After my 30-year marriage ended, I was so lonely. A friend suggested that I make a list of the things I enjoyed doing. I used the internet to find ways to get involved. I love to square dance and I discovered a square dancing group in my back yard. I have new friends.

May you find peace within, Scribbs.

JJ

Anonymous said...

When I get really blue, I go to a museum or on a free tour. I live in a large city, so I can do that.

Is there a soup kitchen in your town where you could do community service work? It might help with the maximum austerity. I have met outstanding people from my community at the soup kitchen.

Laure

Anonymous said...

Love yourself, as you are, and where you are.
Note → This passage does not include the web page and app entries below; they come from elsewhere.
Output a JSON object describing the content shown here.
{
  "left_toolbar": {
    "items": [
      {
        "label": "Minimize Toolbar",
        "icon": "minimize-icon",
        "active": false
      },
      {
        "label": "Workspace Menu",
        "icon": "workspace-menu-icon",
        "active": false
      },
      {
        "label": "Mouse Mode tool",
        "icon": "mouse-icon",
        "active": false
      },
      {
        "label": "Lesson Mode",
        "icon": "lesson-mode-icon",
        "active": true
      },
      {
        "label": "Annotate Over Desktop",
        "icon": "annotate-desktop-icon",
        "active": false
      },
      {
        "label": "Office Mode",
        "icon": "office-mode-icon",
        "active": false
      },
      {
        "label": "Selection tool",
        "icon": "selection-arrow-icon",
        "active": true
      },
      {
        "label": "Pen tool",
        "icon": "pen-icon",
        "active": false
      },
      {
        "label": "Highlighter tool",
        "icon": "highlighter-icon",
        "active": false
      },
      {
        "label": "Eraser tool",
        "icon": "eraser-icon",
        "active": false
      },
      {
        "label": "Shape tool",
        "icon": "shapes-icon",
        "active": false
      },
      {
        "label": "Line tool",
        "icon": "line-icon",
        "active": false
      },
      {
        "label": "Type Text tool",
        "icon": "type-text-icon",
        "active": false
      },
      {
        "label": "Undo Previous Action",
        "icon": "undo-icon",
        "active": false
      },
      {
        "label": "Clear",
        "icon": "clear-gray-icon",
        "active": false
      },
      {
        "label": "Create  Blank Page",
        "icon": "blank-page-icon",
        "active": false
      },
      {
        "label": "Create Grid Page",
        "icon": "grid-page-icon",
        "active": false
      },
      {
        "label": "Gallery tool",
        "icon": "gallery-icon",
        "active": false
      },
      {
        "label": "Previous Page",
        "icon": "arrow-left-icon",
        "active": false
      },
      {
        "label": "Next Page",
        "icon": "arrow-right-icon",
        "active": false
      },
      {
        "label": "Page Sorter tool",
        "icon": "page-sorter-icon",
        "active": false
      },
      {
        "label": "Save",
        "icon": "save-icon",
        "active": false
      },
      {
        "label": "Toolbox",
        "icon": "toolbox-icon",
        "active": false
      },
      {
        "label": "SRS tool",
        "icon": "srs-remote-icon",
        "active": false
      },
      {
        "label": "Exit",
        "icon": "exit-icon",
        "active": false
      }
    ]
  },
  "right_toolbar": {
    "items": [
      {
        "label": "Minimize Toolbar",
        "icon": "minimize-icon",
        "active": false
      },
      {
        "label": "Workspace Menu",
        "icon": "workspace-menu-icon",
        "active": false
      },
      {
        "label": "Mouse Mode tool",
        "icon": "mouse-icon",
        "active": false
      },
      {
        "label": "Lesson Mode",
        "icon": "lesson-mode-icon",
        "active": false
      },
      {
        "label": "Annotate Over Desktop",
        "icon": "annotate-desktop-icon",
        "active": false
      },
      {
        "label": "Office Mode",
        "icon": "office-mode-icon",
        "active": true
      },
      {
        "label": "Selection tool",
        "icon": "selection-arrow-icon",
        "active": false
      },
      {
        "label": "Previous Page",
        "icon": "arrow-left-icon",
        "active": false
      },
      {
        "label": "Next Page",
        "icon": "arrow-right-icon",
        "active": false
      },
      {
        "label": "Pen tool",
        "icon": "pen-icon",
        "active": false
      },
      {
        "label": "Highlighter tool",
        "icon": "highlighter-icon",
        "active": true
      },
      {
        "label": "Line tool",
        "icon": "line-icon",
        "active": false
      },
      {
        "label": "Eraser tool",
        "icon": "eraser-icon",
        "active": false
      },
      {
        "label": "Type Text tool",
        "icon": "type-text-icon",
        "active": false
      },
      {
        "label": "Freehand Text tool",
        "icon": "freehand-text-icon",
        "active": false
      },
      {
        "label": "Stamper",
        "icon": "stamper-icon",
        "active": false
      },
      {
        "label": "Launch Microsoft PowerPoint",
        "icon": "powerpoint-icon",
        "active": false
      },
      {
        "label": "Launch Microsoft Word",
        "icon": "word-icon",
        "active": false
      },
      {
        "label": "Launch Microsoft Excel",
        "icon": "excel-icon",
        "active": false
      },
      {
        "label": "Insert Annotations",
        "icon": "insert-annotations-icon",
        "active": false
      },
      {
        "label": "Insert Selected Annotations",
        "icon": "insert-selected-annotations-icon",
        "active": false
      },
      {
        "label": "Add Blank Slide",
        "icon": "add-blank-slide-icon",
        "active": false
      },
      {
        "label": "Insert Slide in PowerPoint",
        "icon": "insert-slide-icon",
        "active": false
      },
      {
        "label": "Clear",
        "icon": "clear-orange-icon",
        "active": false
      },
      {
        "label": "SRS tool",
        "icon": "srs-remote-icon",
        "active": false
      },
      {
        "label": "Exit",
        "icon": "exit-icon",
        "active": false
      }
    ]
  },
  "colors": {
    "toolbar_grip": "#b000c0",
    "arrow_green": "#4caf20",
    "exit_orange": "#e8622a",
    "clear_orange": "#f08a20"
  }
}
It will open your world.

Barbara
(new JS journal)

Anonymous said...

I am also new to JS. I don't know you, but I read your journal.

Your JS is full of commments from interested readers. It appears that you are well liked. Sometimes the best way for me to get out of me is to reach out to others. When I pick up the phone to connect with important people in my life and ask how they are, I forgot how low I might be feeling.

I apologize if my comment has crashed your bog.

Andrea

betty said...

In better days the thing I would like to do most was get in the car and drive. I felt alive and free. I saw some wonderful places on my occasional jaunts. I miss that terribly.

Birdie said...

I enjoyed my drive through the desert when I drove from SD to Lake Havasu during my last visit. That countryside just has something about it...
And I have also been told that you should not revisit old haunts... treasure the memories as you remember them, and hopefully those were good memories.

Birdie

DAL said...

I used to go on drives for a few hours, but it was generally at night. I would take the freeway, or two lane, or even back roads. Sometimes a combination of all three. There wasn't much to see no matter where I went.

emd said...

i zapped my comment! Anyway, Mojave is a cool town. Or was. I have memories of eating at White's Cafe (I *think* that was the name) across from the Southern Pacific station, watching sugar beet trains roll through town. Way back in the day!

MrScribbler said...

emd -- "White's" it was! I ate there a few times as well.

Did you ever make it farther up Hwy. 395 to "Sprague's?" That was the one with a giant sign on a pole out front that said "EAT." Later, it became a Japanese restaurant (in the Mojave Desert!) and then burned....

joan said...

A road trip cheers me up. Nice to see some new territory. Sounds like you took a trip down memory lane.

ben said...

Nothing like a nice drive on the open road to clear out a few things in the grey matter. Glad to hear you got something to tide you over for a while. Personally, I wouldn't trade now for the "old" days for anything - too mahy people I used to know are dead from that era and died very young.

emd said...

No, I've been up 395 a few times, but never into Srague's. But, anyplace that has a sign that says only "Eat" sounds pretty good!